that, they discovered, oh, there is more chemicals than we first knew were on that train.

So day after day, people have had a slightly different story, finding out information is not exactly what they were told to begin with. And that is

the concern. That's why EPA, the federal government has now come in and said, we are going to be responsible for the entire cleanup.

We are going to approve Norfolk Southern's plan and we are going to watch them through this entire process. And they are going to pay for all of it.

SOARES: Miguel Marquez for us in East Palestine, Ohio, thank you. We appreciate it.

Well, Mexico's former security minister has been found guilty of taking bribes from the drug cartels he had sworn to combat. A U.S. federal jury

found him guilty on five charges, including conspiracy to obtain and distribute cocaine in United States.

Garcia Luna pleaded not guilty to all charges and can appeal.

A woman who left the U.K. as a teenager to join ISIS has lost an appeal against the decision to revoke her British citizenship.

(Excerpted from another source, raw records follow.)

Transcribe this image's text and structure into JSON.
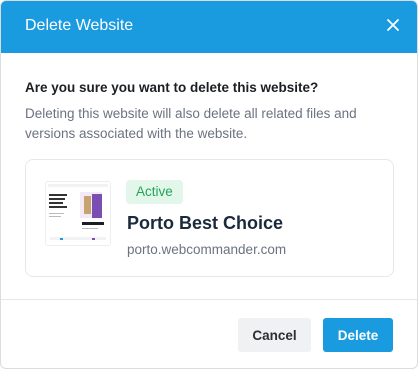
{
  "dialog": {
    "title": "Delete Website",
    "question": "Are you sure you want to delete this website?",
    "description": "Deleting this website will also delete all related files and versions associated with the website."
  },
  "website": {
    "status": "Active",
    "name": "Porto Best Choice",
    "url": "porto.webcommander.com",
    "thumbnail_headline": "Be Way You Find It Be Forever"
  },
  "buttons": {
    "cancel": "Cancel",
    "delete": "Delete"
  },
  "colors": {
    "primary": "#1a9be0",
    "active_badge_bg": "#e3f6ea",
    "active_badge_text": "#22a55a"
  },
  "icons": {
    "close": "close-icon"
  }
}
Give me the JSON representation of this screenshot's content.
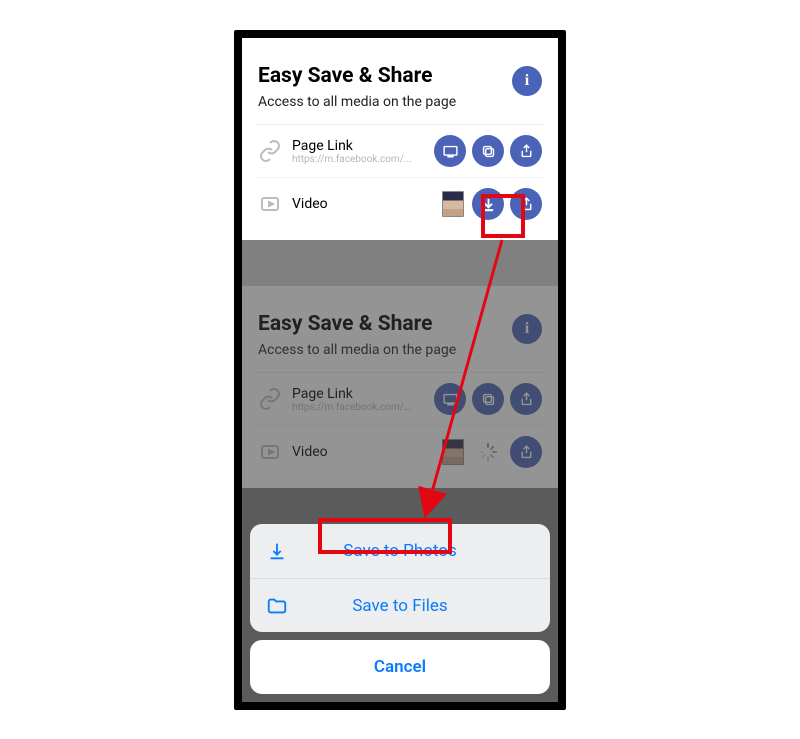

SOARES: Her lawyers had argued that the U.K. should investigate if she was a victim of trafficking. Her legal team says the case is nowhere near over.

Former British home secretary Sajid Javid, who removed her citizenship, said he welcomed the court's ruling.

Still to come tonight, fresh coffee, extra virgin olive oil, two of Italy's most iconic tastes.

But in the same cup?

Starbucks thinks so, we will tell you about the new beverage line, next. I have my doubts.




SOARES: Welcome back, everyone.

I love my morning coffee and I also love olive oil. I am Mediterranean, after all.

But do they need to be brought together in one mug?

The world's biggest name in coffee thinks yes. "CNN THIS MORNING" anchor Poppy Harlow went to Italy, where the drinks are rolling out this week, to

ask the Starbucks CEO about his latest creation. Have a look.


HOWARD SCHULTZ, CEO, STARBUCKS: To our surprise, to say the least, the taste profile started producing this luscious, velvety flavor that lingers

in your mouth. We've discovered something quite extraordinary.

POPPY HARLOW, CNN ANCHOR: You think this transforms coffee?

SCHULTZ: I know it'll transform the coffee industry. A very few people outside of Starbucks have tasted it -- no consumer research, whatsoever.


HARLOW: Isn't that a risk?

SCHULTZ: I don't think so. I mean, I just think everything we've ever done that has succeeded at Starbucks is proven in the cup.


SOARES: I want to know what you think of the new drink.

Is it the next pumpkin spice?

Or do oil and coffee go together?

If you are Italian, we already know what you think. They do not go together, you're like your coffee, short and strong.

In case you're asking, he's talking about extra virgin olive oil, which makes me think twice there. But the coffee giant is also facing a big

social issue and that is unionization. Schultz does not believe that's the answer to the wider issues really motivating employees.


SCHULTZ: When you have a whole generation that has lived through 2008 financial crisis, 9/11, COVID.


SCHULTZ: And they've been imprinted with a government situation of politics that's not working, government that is not representative of them,

companies that have let them down.

There is a macro issue here that is much, much bigger than Starbucks Coffee Company. And that, to a large part, is being somewhat intertwined with

companies who are now being faced with unionization, because they are upset, not so much with the company but the situation.


SOARES: Well, unionized workers say they are fighting for things like guaranteed schedules. It's worth noting the numbers here, of more than

9,000 U.S. Starbucks store, 282 have been unionized.

It is National Margarita Day. But before you squeeze the lime into your drink, we have got some news. Scientists say these could soon be at risk

and it's because of the climate crisis.

They say agave, the main ingredient in tequila, is too fragile to really endure the recent weather whiplash. The plant's pollinators are also

threatened. Warming temperatures are a growing concern for the only animal to pollinate agave. And those are bats.

Ron Magill, wildlife expert at Zoo Miami, said, "You wouldn't have tequila if you had no bats."

Think about that when you order your next margarita.

That's it for me tonight, thank you. Stay right here, "QUEST MEANS BUSINESS" is next.